- 2016 Elections
- 2016 Lunch Debates
- Special Reports
- Maps & Data
- Dear Abby
- Games & Puzzles
- Events & Exhibits
- Food & Drink
- Arts & Music
- Movies & TV
New London — Hundreds of freshmen from Connecticut College fanned out across the city Saturday to give back to the community that will be their home for the next four years.
Mayor Daryl Justin Finizio, who visited the school to welcome the group before they set out, said he hoped the community service day during freshman orientation would be the start of an enduring partnership between the Class of 2017 and the city.
“Between the Coast Guard Academy and Connecticut College, we have two standing armies on the north side of New London,” he said. “Their participation in the civic and cultural life here can have a tremendous impact on the lives of New Londoners.”
Finizio told the students that New London will be an amazing place for them to learn because it is home to so many people of diverse backgrounds, but he said the city faces challenges and is economically depressed.
“Today alone will make the city shine, and we appreciate it,” he said. “But don’t allow your life to be on the hill. Come down. You can make a difference.”
More than 400 freshmen, along with a group of transfer students and upperclassmen who were helping supervise the trip, were split up among about 10 sites in the city to help with various projects. This is the second year that community service has been incorporated into orientation.
“This immerses you in the New London community right away when you get on campus,” said Jared Parlin, a freshman from Allentown, Pa. “And it creates a better bond between the college and the community.”
The students helped clean up Ocean Beach and Riverside Park. They spruced up community gardens and volunteered at the Homeless Hospitality Center, Gemma E. Moran United Way/Labor Food Center and local schools.
At the garden for FRESH, a nonprofit group dedicated to building a local food system, students painted picnic tables, cleaned and planted seeds. Several students spent the morning clearing an overgrown pathway so mulch could be laid down.
“This shows where the college’s priorities lie. They want us to give back and be a part of the community,” said Roberto Gochicoa, of Detroit, one of the freshmen working on the path.
“This is only our second day,” said Melissa Ferrie, a freshman from St. Louis. “This is going to be a big part of our education so we can be good citizens, wherever we’re living.”
“We shouldn’t be insular,” added Randsel Brannum, a freshman from New York City.
Arthur Lerner, founder and director of FRESH, said he appreciated the help because it can be tricky to find time to get all of the hard labor done while focusing on the group’s educational endeavors.
The college’s mission is to educate students to put the liberal arts into action as citizens in a global society, said Tracee Reiser, the college’s associate dean for community learning.
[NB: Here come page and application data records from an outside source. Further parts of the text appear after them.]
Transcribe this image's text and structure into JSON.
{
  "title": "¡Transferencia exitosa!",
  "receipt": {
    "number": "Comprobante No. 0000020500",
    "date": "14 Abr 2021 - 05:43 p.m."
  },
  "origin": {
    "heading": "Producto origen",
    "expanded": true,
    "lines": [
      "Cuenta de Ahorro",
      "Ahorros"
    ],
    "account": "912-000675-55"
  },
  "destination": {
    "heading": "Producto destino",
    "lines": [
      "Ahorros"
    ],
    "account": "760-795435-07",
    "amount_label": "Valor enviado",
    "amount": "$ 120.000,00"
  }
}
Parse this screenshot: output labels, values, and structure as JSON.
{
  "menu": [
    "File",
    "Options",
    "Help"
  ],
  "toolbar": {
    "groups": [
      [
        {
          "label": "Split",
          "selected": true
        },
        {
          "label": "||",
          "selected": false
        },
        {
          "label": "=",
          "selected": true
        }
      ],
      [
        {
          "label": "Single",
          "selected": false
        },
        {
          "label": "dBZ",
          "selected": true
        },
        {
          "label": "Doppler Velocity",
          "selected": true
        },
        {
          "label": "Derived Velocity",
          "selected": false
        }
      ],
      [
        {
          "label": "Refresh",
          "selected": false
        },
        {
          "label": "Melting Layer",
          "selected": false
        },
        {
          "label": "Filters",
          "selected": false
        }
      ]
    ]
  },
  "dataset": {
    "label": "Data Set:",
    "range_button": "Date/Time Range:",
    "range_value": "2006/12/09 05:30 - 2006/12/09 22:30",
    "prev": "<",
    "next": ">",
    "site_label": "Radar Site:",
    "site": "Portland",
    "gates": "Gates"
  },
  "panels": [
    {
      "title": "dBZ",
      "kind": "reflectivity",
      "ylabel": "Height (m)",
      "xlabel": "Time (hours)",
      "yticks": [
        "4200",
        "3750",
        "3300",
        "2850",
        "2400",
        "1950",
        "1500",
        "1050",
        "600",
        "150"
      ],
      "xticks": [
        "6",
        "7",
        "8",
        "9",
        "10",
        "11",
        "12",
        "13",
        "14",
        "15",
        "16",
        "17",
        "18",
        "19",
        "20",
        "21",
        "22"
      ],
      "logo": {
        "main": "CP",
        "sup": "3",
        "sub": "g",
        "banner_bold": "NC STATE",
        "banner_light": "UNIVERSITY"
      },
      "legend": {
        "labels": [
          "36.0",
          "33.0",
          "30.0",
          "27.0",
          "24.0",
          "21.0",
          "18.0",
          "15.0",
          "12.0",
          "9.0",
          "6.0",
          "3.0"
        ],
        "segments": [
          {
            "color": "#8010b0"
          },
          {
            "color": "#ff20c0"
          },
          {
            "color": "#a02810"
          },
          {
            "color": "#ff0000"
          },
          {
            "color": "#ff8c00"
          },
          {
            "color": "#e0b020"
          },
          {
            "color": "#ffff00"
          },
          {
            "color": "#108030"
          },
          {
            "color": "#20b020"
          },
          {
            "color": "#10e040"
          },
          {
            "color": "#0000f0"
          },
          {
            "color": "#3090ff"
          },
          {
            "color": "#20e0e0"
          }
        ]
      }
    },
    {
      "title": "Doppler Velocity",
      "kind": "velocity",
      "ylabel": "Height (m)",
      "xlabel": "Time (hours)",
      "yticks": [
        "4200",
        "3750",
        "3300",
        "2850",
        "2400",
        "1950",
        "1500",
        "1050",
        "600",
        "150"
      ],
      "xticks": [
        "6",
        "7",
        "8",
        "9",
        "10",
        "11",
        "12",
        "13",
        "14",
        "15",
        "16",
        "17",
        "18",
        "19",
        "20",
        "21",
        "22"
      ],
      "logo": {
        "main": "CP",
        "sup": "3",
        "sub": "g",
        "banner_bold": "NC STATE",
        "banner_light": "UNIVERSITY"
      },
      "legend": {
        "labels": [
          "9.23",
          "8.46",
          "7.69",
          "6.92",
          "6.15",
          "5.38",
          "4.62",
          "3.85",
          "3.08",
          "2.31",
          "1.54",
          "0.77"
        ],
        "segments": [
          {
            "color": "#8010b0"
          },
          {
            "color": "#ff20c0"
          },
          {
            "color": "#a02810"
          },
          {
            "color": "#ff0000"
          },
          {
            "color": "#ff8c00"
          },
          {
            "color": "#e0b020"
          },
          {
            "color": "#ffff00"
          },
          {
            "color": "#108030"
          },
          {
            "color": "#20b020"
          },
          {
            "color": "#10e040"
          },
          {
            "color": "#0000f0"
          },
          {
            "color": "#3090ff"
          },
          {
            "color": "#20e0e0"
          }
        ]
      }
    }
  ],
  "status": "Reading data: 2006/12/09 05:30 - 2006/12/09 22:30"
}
Reiser said it was important to welcome the students both to Connecticut College and to New London.
“We feel very strongly that an essential part of their education is to become engaged in communities and develop their civic abilities,” she said. “We want them to study and understand the challenges communities face and work with others to address them.”
The college does not require students to perform community service, but some professors do as part of their coursework. Reiser, who is from New London, said the college has many community partners in the city and will offer the students opportunities to continue volunteering after the orientation.
Like many of her classmates, Katherine Melvin, a freshman from Carlisle, Mass., said she volunteered in her hometown throughout high school.
“It’s a great way to give back,” she said. “We’re in a new community now, so we should give back here, too.”